• TASK GOAL
Output all records precisely as written.

──────────────────────────────

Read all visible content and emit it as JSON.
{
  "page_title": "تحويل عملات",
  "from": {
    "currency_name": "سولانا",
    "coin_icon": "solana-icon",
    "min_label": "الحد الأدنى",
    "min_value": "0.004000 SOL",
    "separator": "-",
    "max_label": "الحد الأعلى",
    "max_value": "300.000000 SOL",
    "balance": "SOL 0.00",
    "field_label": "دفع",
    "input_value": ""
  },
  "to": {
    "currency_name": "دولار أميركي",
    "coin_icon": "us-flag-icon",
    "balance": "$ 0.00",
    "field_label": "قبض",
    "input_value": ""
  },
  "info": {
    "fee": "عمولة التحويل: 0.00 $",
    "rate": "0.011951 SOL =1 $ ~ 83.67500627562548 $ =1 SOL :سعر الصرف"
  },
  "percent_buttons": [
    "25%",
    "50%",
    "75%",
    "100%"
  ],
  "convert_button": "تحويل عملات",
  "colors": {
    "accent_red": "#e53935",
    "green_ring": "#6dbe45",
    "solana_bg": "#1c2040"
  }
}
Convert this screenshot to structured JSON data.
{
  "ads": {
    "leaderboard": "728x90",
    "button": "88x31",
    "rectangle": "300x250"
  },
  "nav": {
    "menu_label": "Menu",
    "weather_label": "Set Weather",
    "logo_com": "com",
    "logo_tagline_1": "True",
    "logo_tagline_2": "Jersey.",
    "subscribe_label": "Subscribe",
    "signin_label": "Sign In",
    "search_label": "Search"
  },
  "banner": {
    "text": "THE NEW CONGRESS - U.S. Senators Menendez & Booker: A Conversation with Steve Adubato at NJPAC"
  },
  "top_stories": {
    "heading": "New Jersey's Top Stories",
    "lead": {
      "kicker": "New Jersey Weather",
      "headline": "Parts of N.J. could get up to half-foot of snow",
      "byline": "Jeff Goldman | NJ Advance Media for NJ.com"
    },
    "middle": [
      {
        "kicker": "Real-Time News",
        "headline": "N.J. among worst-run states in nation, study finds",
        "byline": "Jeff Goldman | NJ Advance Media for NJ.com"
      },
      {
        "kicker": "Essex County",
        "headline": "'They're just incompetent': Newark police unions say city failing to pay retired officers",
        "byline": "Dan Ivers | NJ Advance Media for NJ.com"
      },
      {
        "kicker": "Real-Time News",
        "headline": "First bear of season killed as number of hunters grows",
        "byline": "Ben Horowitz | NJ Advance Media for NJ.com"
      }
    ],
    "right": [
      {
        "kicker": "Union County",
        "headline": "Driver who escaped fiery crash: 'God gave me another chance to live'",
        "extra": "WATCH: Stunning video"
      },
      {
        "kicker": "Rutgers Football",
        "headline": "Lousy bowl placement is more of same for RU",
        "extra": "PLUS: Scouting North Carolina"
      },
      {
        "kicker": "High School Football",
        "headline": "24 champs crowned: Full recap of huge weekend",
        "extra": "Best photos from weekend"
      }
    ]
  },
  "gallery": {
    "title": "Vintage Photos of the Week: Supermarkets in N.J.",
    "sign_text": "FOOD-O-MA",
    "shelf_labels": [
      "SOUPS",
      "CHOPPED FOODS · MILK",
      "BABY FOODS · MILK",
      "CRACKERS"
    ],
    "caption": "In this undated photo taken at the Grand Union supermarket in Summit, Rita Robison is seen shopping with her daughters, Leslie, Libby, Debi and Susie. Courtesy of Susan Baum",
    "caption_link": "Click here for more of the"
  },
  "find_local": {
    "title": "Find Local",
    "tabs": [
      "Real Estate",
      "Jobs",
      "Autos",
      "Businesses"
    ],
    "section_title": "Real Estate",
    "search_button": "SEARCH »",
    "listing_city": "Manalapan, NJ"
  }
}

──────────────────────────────

• SOLUTION FOR THIS EXERCISE
Read all visible content and emit it as JSON.
{
  "page_title": "تحويل عملات",
  "from": {
    "currency_name": "سولانا",
    "coin_icon": "solana-icon",
    "min_label": "الحد الأدنى",
    "min_value": "0.004000 SOL",
    "separator": "-",
    "max_label": "الحد الأعلى",
    "max_value": "300.000000 SOL",
    "balance": "SOL 0.00",
    "field_label": "دفع",
    "input_value": ""
  },
  "to": {
    "currency_name": "دولار أميركي",
    "coin_icon": "us-flag-icon",
    "balance": "$ 0.00",
    "field_label": "قبض",
    "input_value": ""
  },
  "info": {
    "fee": "عمولة التحويل: 0.00 $",
    "rate": "0.011951 SOL =1 $ ~ 83.67500627562548 $ =1 SOL :سعر الصرف"
  },
  "percent_buttons": [
    "25%",
    "50%",
    "75%",
    "100%"
  ],
  "convert_button": "تحويل عملات",
  "colors": {
    "accent_red": "#e53935",
    "green_ring": "#6dbe45",
    "solana_bg": "#1c2040"
  }
}
Convert this screenshot to structured JSON data.
{
  "ads": {
    "leaderboard": "728x90",
    "button": "88x31",
    "rectangle": "300x250"
  },
  "nav": {
    "menu_label": "Menu",
    "weather_label": "Set Weather",
    "logo_com": "com",
    "logo_tagline_1": "True",
    "logo_tagline_2": "Jersey.",
    "subscribe_label": "Subscribe",
    "signin_label": "Sign In",
    "search_label": "Search"
  },
  "banner": {
    "text": "THE NEW CONGRESS - U.S. Senators Menendez & Booker: A Conversation with Steve Adubato at NJPAC"
  },
  "top_stories": {
    "heading": "New Jersey's Top Stories",
    "lead": {
      "kicker": "New Jersey Weather",
      "headline": "Parts of N.J. could get up to half-foot of snow",
      "byline": "Jeff Goldman | NJ Advance Media for NJ.com"
    },
    "middle": [
      {
        "kicker": "Real-Time News",
        "headline": "N.J. among worst-run states in nation, study finds",
        "byline": "Jeff Goldman | NJ Advance Media for NJ.com"
      },
      {
        "kicker": "Essex County",
        "headline": "'They're just incompetent': Newark police unions say city failing to pay retired officers",
        "byline": "Dan Ivers | NJ Advance Media for NJ.com"
      },
      {
        "kicker": "Real-Time News",
        "headline": "First bear of season killed as number of hunters grows",
        "byline": "Ben Horowitz | NJ Advance Media for NJ.com"
      }
    ],
    "right": [
      {
        "kicker": "Union County",
        "headline": "Driver who escaped fiery crash: 'God gave me another chance to live'",
        "extra": "WATCH: Stunning video"
      },
      {
        "kicker": "Rutgers Football",
        "headline": "Lousy bowl placement is more of same for RU",
        "extra": "PLUS: Scouting North Carolina"
      },
      {
        "kicker": "High School Football",
        "headline": "24 champs crowned: Full recap of huge weekend",
        "extra": "Best photos from weekend"
      }
    ]
  },
  "gallery": {
    "title": "Vintage Photos of the Week: Supermarkets in N.J.",
    "sign_text": "FOOD-O-MA",
    "shelf_labels": [
      "SOUPS",
      "CHOPPED FOODS · MILK",
      "BABY FOODS · MILK",
      "CRACKERS"
    ],
    "caption": "In this undated photo taken at the Grand Union supermarket in Summit, Rita Robison is seen shopping with her daughters, Leslie, Libby, Debi and Susie. Courtesy of Susan Baum",
    "caption_link": "Click here for more of the"
  },
  "find_local": {
    "title": "Find Local",
    "tabs": [
      "Real Estate",
      "Jobs",
      "Autos",
      "Businesses"
    ],
    "section_title": "Real Estate",
    "search_button": "SEARCH »",
    "listing_city": "Manalapan, NJ"
  }
}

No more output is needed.